▶ **Data records**
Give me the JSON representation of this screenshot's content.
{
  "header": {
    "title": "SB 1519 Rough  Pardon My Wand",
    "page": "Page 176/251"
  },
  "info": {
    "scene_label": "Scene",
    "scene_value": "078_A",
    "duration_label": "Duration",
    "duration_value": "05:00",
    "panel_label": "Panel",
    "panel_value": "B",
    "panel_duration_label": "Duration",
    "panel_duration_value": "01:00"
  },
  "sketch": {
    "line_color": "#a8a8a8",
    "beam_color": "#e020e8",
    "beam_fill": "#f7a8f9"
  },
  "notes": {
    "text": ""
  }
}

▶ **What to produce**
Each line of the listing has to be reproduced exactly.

▶ **Output below**
Give me the JSON representation of this screenshot's content.
{
  "header": {
    "title": "SB 1519 Rough  Pardon My Wand",
    "page": "Page 176/251"
  },
  "info": {
    "scene_label": "Scene",
    "scene_value": "078_A",
    "duration_label": "Duration",
    "duration_value": "05:00",
    "panel_label": "Panel",
    "panel_value": "B",
    "panel_duration_label": "Duration",
    "panel_duration_value": "01:00"
  },
  "sketch": {
    "line_color": "#a8a8a8",
    "beam_color": "#e020e8",
    "beam_fill": "#f7a8f9"
  },
  "notes": {
    "text": ""
  }
}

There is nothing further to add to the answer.